Exercise aim
What is needed here is an exact copy of every entry.

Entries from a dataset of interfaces

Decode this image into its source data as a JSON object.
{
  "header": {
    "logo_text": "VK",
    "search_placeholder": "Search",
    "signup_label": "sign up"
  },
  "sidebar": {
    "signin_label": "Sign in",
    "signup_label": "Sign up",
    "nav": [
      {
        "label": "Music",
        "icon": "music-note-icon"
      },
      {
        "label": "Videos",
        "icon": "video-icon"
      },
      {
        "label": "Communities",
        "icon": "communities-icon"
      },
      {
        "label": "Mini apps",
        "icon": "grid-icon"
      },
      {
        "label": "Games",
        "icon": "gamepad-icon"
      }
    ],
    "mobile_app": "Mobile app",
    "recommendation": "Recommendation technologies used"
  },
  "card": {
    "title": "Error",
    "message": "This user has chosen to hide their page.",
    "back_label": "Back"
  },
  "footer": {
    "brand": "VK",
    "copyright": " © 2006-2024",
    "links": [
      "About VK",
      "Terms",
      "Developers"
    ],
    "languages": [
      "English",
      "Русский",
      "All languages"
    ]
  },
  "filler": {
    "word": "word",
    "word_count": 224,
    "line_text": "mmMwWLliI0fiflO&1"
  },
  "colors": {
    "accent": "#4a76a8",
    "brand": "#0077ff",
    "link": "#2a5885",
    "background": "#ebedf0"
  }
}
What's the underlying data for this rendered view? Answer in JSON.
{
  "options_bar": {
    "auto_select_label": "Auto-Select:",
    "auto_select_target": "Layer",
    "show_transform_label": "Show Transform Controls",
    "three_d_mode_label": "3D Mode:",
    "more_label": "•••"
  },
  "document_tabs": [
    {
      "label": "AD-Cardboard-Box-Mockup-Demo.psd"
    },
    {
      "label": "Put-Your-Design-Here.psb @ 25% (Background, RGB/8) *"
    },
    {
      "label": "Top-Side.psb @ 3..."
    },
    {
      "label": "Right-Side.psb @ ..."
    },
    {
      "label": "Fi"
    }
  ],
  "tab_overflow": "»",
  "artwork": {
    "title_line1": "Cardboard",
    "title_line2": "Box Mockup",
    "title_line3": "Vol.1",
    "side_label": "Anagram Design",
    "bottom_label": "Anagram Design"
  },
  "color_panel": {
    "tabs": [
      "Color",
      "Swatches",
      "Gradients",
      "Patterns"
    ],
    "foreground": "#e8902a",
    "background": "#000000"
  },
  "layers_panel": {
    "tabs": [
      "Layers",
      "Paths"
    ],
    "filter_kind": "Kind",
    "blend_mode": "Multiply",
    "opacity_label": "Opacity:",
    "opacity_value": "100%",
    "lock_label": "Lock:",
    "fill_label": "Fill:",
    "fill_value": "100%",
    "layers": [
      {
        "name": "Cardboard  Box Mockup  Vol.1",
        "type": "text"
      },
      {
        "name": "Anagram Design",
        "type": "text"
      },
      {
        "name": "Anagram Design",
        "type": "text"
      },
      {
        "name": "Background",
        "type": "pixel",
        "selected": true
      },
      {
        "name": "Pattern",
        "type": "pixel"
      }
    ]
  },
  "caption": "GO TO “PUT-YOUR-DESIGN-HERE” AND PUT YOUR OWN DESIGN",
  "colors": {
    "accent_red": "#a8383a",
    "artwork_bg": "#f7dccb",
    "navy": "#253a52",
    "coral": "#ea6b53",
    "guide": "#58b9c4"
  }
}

Exercise result
Decode this image into its source data as a JSON object.
{
  "header": {
    "logo_text": "VK",
    "search_placeholder": "Search",
    "signup_label": "sign up"
  },
  "sidebar": {
    "signin_label": "Sign in",
    "signup_label": "Sign up",
    "nav": [
      {
        "label": "Music",
        "icon": "music-note-icon"
      },
      {
        "label": "Videos",
        "icon": "video-icon"
      },
      {
        "label": "Communities",
        "icon": "communities-icon"
      },
      {
        "label": "Mini apps",
        "icon": "grid-icon"
      },
      {
        "label": "Games",
        "icon": "gamepad-icon"
      }
    ],
    "mobile_app": "Mobile app",
    "recommendation": "Recommendation technologies used"
  },
  "card": {
    "title": "Error",
    "message": "This user has chosen to hide their page.",
    "back_label": "Back"
  },
  "footer": {
    "brand": "VK",
    "copyright": " © 2006-2024",
    "links": [
      "About VK",
      "Terms",
      "Developers"
    ],
    "languages": [
      "English",
      "Русский",
      "All languages"
    ]
  },
  "filler": {
    "word": "word",
    "word_count": 224,
    "line_text": "mmMwWLliI0fiflO&1"
  },
  "colors": {
    "accent": "#4a76a8",
    "brand": "#0077ff",
    "link": "#2a5885",
    "background": "#ebedf0"
  }
}
What's the underlying data for this rendered view? Answer in JSON.
{
  "options_bar": {
    "auto_select_label": "Auto-Select:",
    "auto_select_target": "Layer",
    "show_transform_label": "Show Transform Controls",
    "three_d_mode_label": "3D Mode:",
    "more_label": "•••"
  },
  "document_tabs": [
    {
      "label": "AD-Cardboard-Box-Mockup-Demo.psd"
    },
    {
      "label": "Put-Your-Design-Here.psb @ 25% (Background, RGB/8) *"
    },
    {
      "label": "Top-Side.psb @ 3..."
    },
    {
      "label": "Right-Side.psb @ ..."
    },
    {
      "label": "Fi"
    }
  ],
  "tab_overflow": "»",
  "artwork": {
    "title_line1": "Cardboard",
    "title_line2": "Box Mockup",
    "title_line3": "Vol.1",
    "side_label": "Anagram Design",
    "bottom_label": "Anagram Design"
  },
  "color_panel": {
    "tabs": [
      "Color",
      "Swatches",
      "Gradients",
      "Patterns"
    ],
    "foreground": "#e8902a",
    "background": "#000000"
  },
  "layers_panel": {
    "tabs": [
      "Layers",
      "Paths"
    ],
    "filter_kind": "Kind",
    "blend_mode": "Multiply",
    "opacity_label": "Opacity:",
    "opacity_value": "100%",
    "lock_label": "Lock:",
    "fill_label": "Fill:",
    "fill_value": "100%",
    "layers": [
      {
        "name": "Cardboard  Box Mockup  Vol.1",
        "type": "text"
      },
      {
        "name": "Anagram Design",
        "type": "text"
      },
      {
        "name": "Anagram Design",
        "type": "text"
      },
      {
        "name": "Background",
        "type": "pixel",
        "selected": true
      },
      {
        "name": "Pattern",
        "type": "pixel"
      }
    ]
  },
  "caption": "GO TO “PUT-YOUR-DESIGN-HERE” AND PUT YOUR OWN DESIGN",
  "colors": {
    "accent_red": "#a8383a",
    "artwork_bg": "#f7dccb",
    "navy": "#253a52",
    "coral": "#ea6b53",
    "guide": "#58b9c4"
  }
}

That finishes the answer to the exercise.